Now not only am I torn between these two important people in my life, but also my family is putting immense pressure on me to cancel on my friend’s wedding in favor of my cousin’s. They argue that since my cousin is family, I should prioritize her special day over my friend’s. My aunts and grandparents are echoing the sentiment that I should cancel on my friend’s wedding. They believe that not doing so would result in strained relationships within the family. It’s important to note that I was never informed of the date until six months after I committed to my friend’s wedding.
On one hand, I genuinely want to be a part of my favorite cousin’s wedding. The thought of not being there for her on such an important day is heart-wrenching. However, it’s equally important to acknowledge that my close friend asked me to be a part of her special day six months in advance, showing her trust and confidence in our friendship. I don’t want to let her down either.
Wendy, I fear that whichever choice I make, I will be faced with disappointment, resentment, or even the possibility of damaged relationships. I value your perspective and wisdom. Can you offer any advice on how to navigate this challenging situation? I want to find a solution that honors both my cousin and my friend, without sacrificing my own happiness or jeopardizing important connections in my life. — Simply G
This one is simple: You go to your friend’s wedding. Why? Because you committed to it six months before you even knew that your cousin’s wedding would be the same day. If it was so important to your cousin that you be in her wedding, she could have cleared the date with you before committing to it. That’s usually the first thing people do in the wedding planning process – they pick a date and run it by the most important people to make sure there isn’t a conflict. If you weren’t among the most important to be consulted about the date, your cousin – and the rest of the family – has to accept that you made a prior commitment. It would be rude, hurtful, and damaging to your friendship to back out of your friend’s wedding after committing to be in it six months before.

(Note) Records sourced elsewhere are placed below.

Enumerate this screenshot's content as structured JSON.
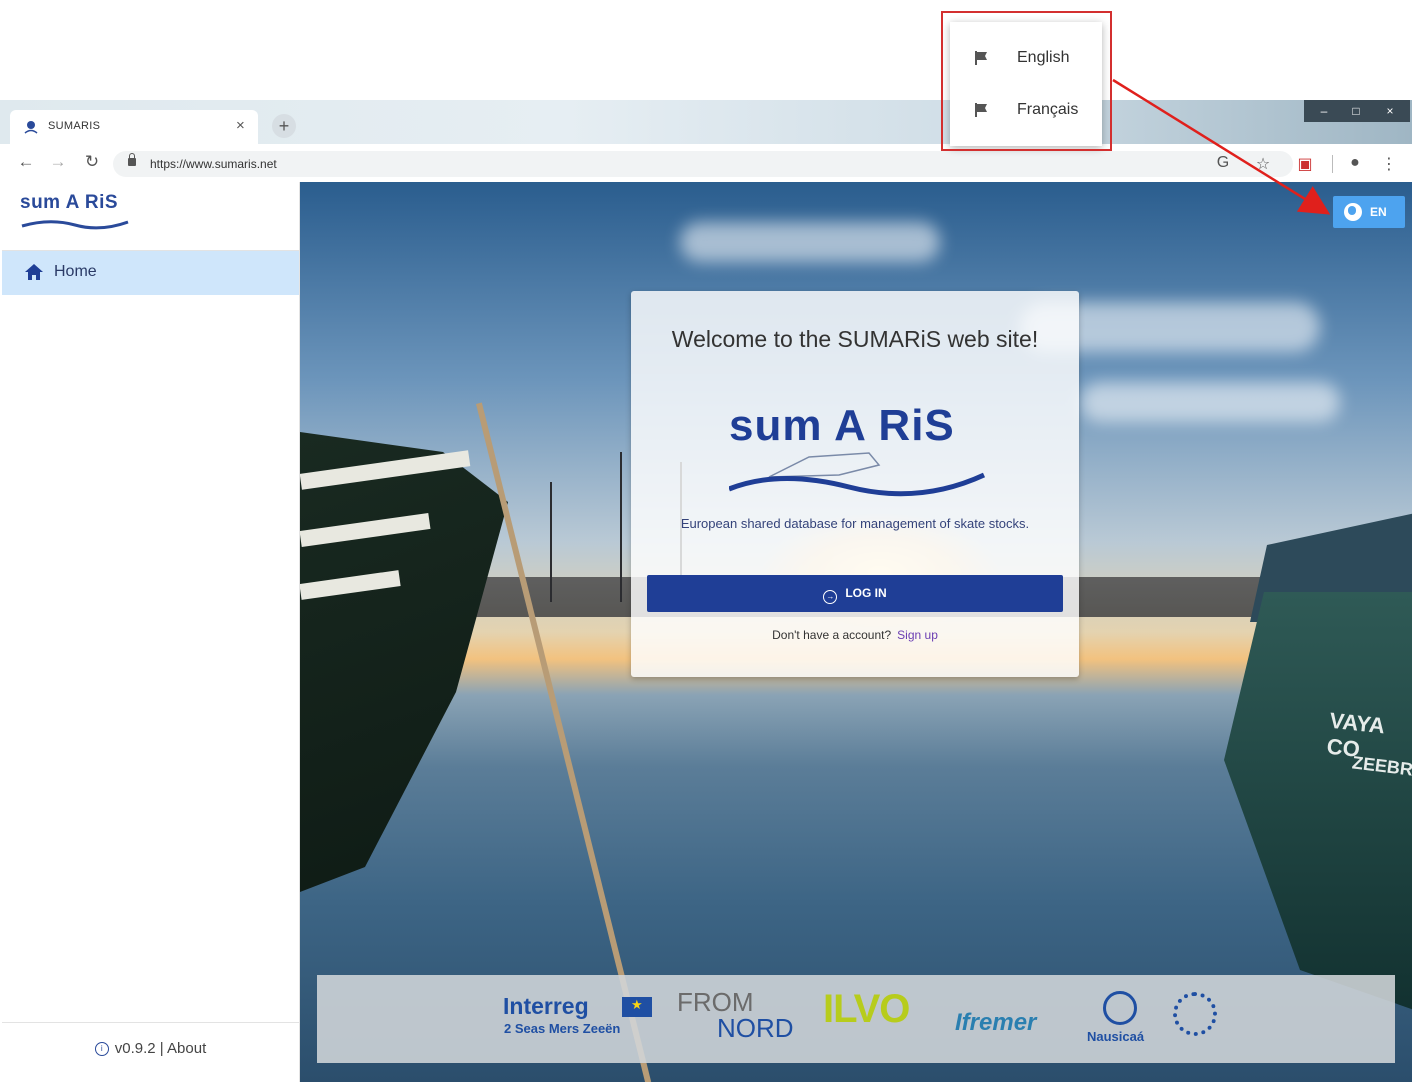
{
  "browser": {
    "tab_title": "SUMARIS",
    "tab_close": "×",
    "new_tab": "+",
    "url": "https://www.sumaris.net",
    "icons": [
      "back-arrow-icon",
      "forward-arrow-icon",
      "reload-icon",
      "lock-icon",
      "translate-icon",
      "star-icon",
      "extension-icon",
      "account-icon",
      "menu-dots-icon"
    ],
    "window_controls": [
      "–",
      "□",
      "×"
    ]
  },
  "sidebar": {
    "logo_text": "sum A RiS",
    "items": [
      {
        "label": "Home",
        "icon": "home-icon",
        "active": true
      }
    ],
    "footer": {
      "version": "v0.9.2",
      "separator": "|",
      "about": "About"
    }
  },
  "main": {
    "language_button": {
      "label": "EN",
      "icon": "globe-icon"
    },
    "card": {
      "title": "Welcome to the SUMARiS web site!",
      "logo_text": "sum A RiS",
      "subtitle": "European shared database for management of skate stocks.",
      "login_label": "LOG IN",
      "signup_prompt": "Don't have a account?",
      "signup_link": "Sign up"
    },
    "photo": {
      "boat_name": "VAYA CO",
      "boat_port": "ZEEBR"
    },
    "partners": {
      "interreg": "Interreg",
      "interreg_sub": "2 Seas Mers Zeeën",
      "fromnord_top": "FROM",
      "fromnord_bottom": "NORD",
      "ilvo": "ILVO",
      "ifremer": "Ifremer",
      "nausicaa": "Nausicaá"
    }
  },
  "language_menu": {
    "items": [
      {
        "label": "English",
        "icon": "flag-icon"
      },
      {
        "label": "Français",
        "icon": "flag-icon"
      }
    ]
  },
  "colors": {
    "brand": "#1f3e96",
    "active_menu": "#cfe6fb",
    "lang_button": "#4da3ef",
    "highlight_frame": "#d32f2f",
    "signup_link": "#6a3db2"
  }
}
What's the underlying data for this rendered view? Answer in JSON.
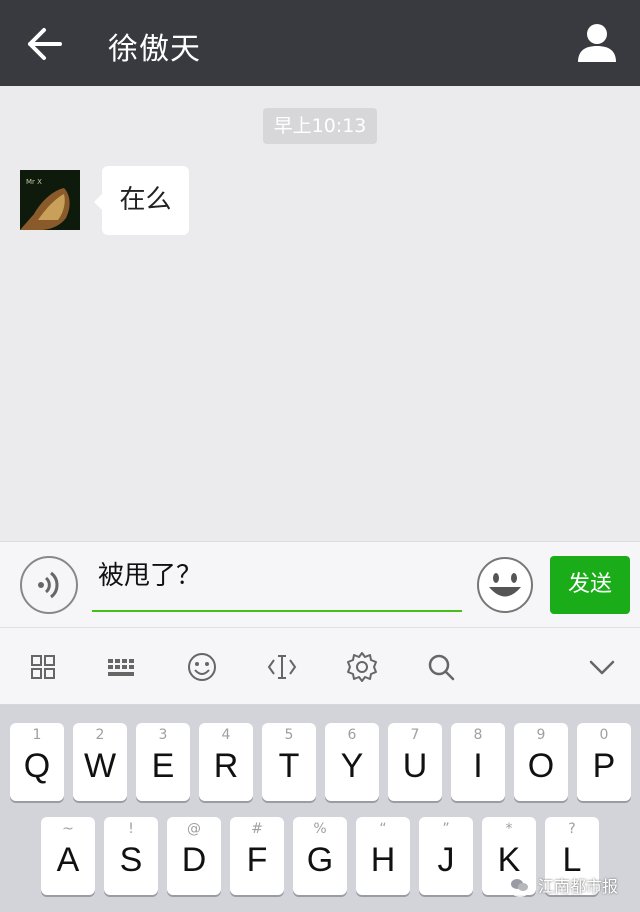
{
  "header": {
    "title": "徐傲天",
    "back_icon": "arrow-left-icon",
    "profile_icon": "user-icon"
  },
  "chat": {
    "timestamp": "早上10:13",
    "messages": [
      {
        "sender": "contact",
        "text": "在么",
        "avatar_text": "Mr X"
      }
    ]
  },
  "input_bar": {
    "voice_icon": "voice-icon",
    "message_value": "被甩了？",
    "emoji_icon": "emoji-icon",
    "send_label": "发送",
    "colors": {
      "send": "#1aad19",
      "underline": "#45c01a"
    }
  },
  "toolbar": {
    "icons": [
      "grid-icon",
      "keyboard-icon",
      "smiley-icon",
      "cursor-icon",
      "settings-icon",
      "search-icon",
      "chevron-down-icon"
    ]
  },
  "keyboard": {
    "row1": [
      {
        "char": "Q",
        "hint": "1"
      },
      {
        "char": "W",
        "hint": "2"
      },
      {
        "char": "E",
        "hint": "3"
      },
      {
        "char": "R",
        "hint": "4"
      },
      {
        "char": "T",
        "hint": "5"
      },
      {
        "char": "Y",
        "hint": "6"
      },
      {
        "char": "U",
        "hint": "7"
      },
      {
        "char": "I",
        "hint": "8"
      },
      {
        "char": "O",
        "hint": "9"
      },
      {
        "char": "P",
        "hint": "0"
      }
    ],
    "row2": [
      {
        "char": "A",
        "hint": "~"
      },
      {
        "char": "S",
        "hint": "!"
      },
      {
        "char": "D",
        "hint": "@"
      },
      {
        "char": "F",
        "hint": "#"
      },
      {
        "char": "G",
        "hint": "%"
      },
      {
        "char": "H",
        "hint": "“"
      },
      {
        "char": "J",
        "hint": "”"
      },
      {
        "char": "K",
        "hint": "*"
      },
      {
        "char": "L",
        "hint": "?"
      }
    ]
  },
  "watermark": {
    "text": "江南都市报"
  }
}
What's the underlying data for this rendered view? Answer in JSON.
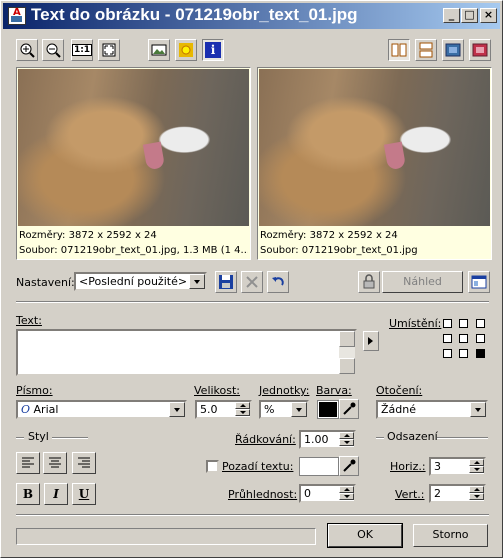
{
  "window": {
    "title": "Text do obrázku - 071219obr_text_01.jpg",
    "min_label": "_",
    "max_label": "□",
    "close_label": "×"
  },
  "toolbar": {
    "icons": [
      "zoom-in-icon",
      "zoom-out-icon",
      "actual-size-icon",
      "fit-icon",
      "landscape-icon",
      "sun-icon",
      "info-icon"
    ],
    "actual_size_label": "1:1",
    "info_label": "i",
    "view_icons": [
      "side-by-side-icon",
      "top-bottom-icon",
      "single-before-icon",
      "single-after-icon"
    ]
  },
  "preview_left": {
    "dimensions": "Rozměry: 3872 x 2592 x 24",
    "file": "Soubor: 071219obr_text_01.jpg, 1.3 MB (1 4..."
  },
  "preview_right": {
    "dimensions": "Rozměry: 3872 x 2592 x 24",
    "file": "Soubor: 071219obr_text_01.jpg"
  },
  "settings": {
    "label": "Nastavení:",
    "selected": "<Poslední použité>",
    "preview_button": "Náhled"
  },
  "text_section": {
    "label": "Text:",
    "value": "",
    "placement_label": "Umístění:"
  },
  "font": {
    "label": "Písmo:",
    "value": "Arial",
    "font_glyph": "O",
    "size_label": "Velikost:",
    "size_value": "5.0",
    "units_label": "Jednotky:",
    "units_value": "%",
    "color_label": "Barva:",
    "color": "#000000",
    "rotation_label": "Otočení:",
    "rotation_value": "Žádné"
  },
  "style": {
    "label": "Styl",
    "bold": "B",
    "italic": "I",
    "underline": "U"
  },
  "spacing": {
    "line_spacing_label": "Řádkování:",
    "line_spacing_value": "1.00",
    "background_label": "Pozadí textu:",
    "opacity_label": "Průhlednost:",
    "opacity_value": "0"
  },
  "offset": {
    "label": "Odsazení",
    "horiz_label": "Horiz.:",
    "horiz_value": "3",
    "vert_label": "Vert.:",
    "vert_value": "2"
  },
  "buttons": {
    "ok": "OK",
    "cancel": "Storno"
  }
}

Your cousin and extended family will be disappointed, but they’ll get over it. If they don’t, that’s on them, not you. I’m not sure there’s a guaranteed way to avoid hurt feelings here, but one thing you could do is send your cousin a small gift congratulating her on her engagement and a thoughtful, hand-written note expressing your genuine regret in missing her special day and a hope that you might be included in other wedding-related events. Write the note in your own words, but here’s a sample script to get you started:
“Cousin, I’m thrilled for you that you’ve found the person you want to spend your life with, and I want to wish you congratulations again on your engagement. As you know, six months before your engagement, I agreed to be in my close friend’s wedding, which I’ve now learned will be the same day as your wedding. I wish I could be in two places at once, but I can’t, and I know it would not be a reflection of the values I was raised with to back out of a commitment, especially one I’ve made to someone important to me whom I hope to have in my life for a long time.
I hope you understand, and if you don’t right now, I hope I can earn your understanding in time. It will be a loss for me to miss your wedding, but I look forward to celebrating the happy occasion in the months to come through any related events I might be lucky enough to be included in.”
In the coming months, if your family continues to pressure and guilt you, you may need to enforce some boundaries with them, like refusing to engage in topics of conversation that make you uncomfortable and maybe limiting time with family. It’s also important to remember that hurt feelings happen and they aren’t the end of the world. People can move on from disagreements. What’s most important is that you feel you’ve acted with integrity, and I think the path I’ve laid out above is your best chance to arrive there. Good luck.